* TASK REQUIREMENTS
Verbatim output required. Print the data in full.

* PROVIDED DATA
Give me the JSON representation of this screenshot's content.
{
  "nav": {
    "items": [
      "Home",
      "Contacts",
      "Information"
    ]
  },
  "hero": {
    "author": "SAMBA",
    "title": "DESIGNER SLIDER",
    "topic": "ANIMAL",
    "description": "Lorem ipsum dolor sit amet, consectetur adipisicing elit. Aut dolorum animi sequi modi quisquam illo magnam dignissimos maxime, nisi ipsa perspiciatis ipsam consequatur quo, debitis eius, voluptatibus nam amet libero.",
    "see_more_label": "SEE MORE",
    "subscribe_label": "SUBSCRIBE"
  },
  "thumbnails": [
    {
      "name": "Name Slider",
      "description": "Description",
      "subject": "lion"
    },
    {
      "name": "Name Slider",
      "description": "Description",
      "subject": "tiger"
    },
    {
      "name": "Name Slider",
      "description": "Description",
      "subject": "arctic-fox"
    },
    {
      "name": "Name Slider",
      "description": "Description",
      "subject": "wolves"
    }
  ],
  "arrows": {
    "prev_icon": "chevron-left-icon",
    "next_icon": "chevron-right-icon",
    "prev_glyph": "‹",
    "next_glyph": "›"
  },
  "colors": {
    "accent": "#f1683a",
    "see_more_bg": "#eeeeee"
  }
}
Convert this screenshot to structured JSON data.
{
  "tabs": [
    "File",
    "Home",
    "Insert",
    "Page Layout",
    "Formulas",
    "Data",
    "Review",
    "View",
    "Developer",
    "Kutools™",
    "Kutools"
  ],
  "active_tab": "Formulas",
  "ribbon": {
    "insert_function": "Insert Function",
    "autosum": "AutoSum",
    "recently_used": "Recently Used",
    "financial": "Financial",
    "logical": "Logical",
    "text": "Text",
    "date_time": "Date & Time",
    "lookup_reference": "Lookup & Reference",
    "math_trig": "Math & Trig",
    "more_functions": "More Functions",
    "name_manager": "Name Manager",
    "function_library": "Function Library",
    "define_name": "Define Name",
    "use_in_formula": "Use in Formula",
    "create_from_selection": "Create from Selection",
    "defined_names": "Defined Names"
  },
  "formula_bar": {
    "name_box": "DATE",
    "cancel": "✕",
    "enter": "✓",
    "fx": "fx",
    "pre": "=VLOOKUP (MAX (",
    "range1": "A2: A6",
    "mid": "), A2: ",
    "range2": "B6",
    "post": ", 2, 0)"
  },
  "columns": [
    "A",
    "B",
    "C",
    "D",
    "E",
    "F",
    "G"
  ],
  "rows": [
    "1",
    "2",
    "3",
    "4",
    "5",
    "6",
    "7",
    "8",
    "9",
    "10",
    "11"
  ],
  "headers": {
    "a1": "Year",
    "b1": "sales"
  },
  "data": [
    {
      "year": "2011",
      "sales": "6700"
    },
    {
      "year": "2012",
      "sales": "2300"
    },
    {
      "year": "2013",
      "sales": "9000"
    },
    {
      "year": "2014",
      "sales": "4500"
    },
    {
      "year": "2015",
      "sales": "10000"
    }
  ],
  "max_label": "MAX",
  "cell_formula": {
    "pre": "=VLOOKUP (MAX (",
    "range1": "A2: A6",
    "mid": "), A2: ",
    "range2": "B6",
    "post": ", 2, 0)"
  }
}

* SOLUTION TO THE PROBLEM
Give me the JSON representation of this screenshot's content.
{
  "nav": {
    "items": [
      "Home",
      "Contacts",
      "Information"
    ]
  },
  "hero": {
    "author": "SAMBA",
    "title": "DESIGNER SLIDER",
    "topic": "ANIMAL",
    "description": "Lorem ipsum dolor sit amet, consectetur adipisicing elit. Aut dolorum animi sequi modi quisquam illo magnam dignissimos maxime, nisi ipsa perspiciatis ipsam consequatur quo, debitis eius, voluptatibus nam amet libero.",
    "see_more_label": "SEE MORE",
    "subscribe_label": "SUBSCRIBE"
  },
  "thumbnails": [
    {
      "name": "Name Slider",
      "description": "Description",
      "subject": "lion"
    },
    {
      "name": "Name Slider",
      "description": "Description",
      "subject": "tiger"
    },
    {
      "name": "Name Slider",
      "description": "Description",
      "subject": "arctic-fox"
    },
    {
      "name": "Name Slider",
      "description": "Description",
      "subject": "wolves"
    }
  ],
  "arrows": {
    "prev_icon": "chevron-left-icon",
    "next_icon": "chevron-right-icon",
    "prev_glyph": "‹",
    "next_glyph": "›"
  },
  "colors": {
    "accent": "#f1683a",
    "see_more_bg": "#eeeeee"
  }
}
Convert this screenshot to structured JSON data.
{
  "tabs": [
    "File",
    "Home",
    "Insert",
    "Page Layout",
    "Formulas",
    "Data",
    "Review",
    "View",
    "Developer",
    "Kutools™",
    "Kutools"
  ],
  "active_tab": "Formulas",
  "ribbon": {
    "insert_function": "Insert Function",
    "autosum": "AutoSum",
    "recently_used": "Recently Used",
    "financial": "Financial",
    "logical": "Logical",
    "text": "Text",
    "date_time": "Date & Time",
    "lookup_reference": "Lookup & Reference",
    "math_trig": "Math & Trig",
    "more_functions": "More Functions",
    "name_manager": "Name Manager",
    "function_library": "Function Library",
    "define_name": "Define Name",
    "use_in_formula": "Use in Formula",
    "create_from_selection": "Create from Selection",
    "defined_names": "Defined Names"
  },
  "formula_bar": {
    "name_box": "DATE",
    "cancel": "✕",
    "enter": "✓",
    "fx": "fx",
    "pre": "=VLOOKUP (MAX (",
    "range1": "A2: A6",
    "mid": "), A2: ",
    "range2": "B6",
    "post": ", 2, 0)"
  },
  "columns": [
    "A",
    "B",
    "C",
    "D",
    "E",
    "F",
    "G"
  ],
  "rows": [
    "1",
    "2",
    "3",
    "4",
    "5",
    "6",
    "7",
    "8",
    "9",
    "10",
    "11"
  ],
  "headers": {
    "a1": "Year",
    "b1": "sales"
  },
  "data": [
    {
      "year": "2011",
      "sales": "6700"
    },
    {
      "year": "2012",
      "sales": "2300"
    },
    {
      "year": "2013",
      "sales": "9000"
    },
    {
      "year": "2014",
      "sales": "4500"
    },
    {
      "year": "2015",
      "sales": "10000"
    }
  ],
  "max_label": "MAX",
  "cell_formula": {
    "pre": "=VLOOKUP (MAX (",
    "range1": "A2: A6",
    "mid": "), A2: ",
    "range2": "B6",
    "post": ", 2, 0)"
  }
}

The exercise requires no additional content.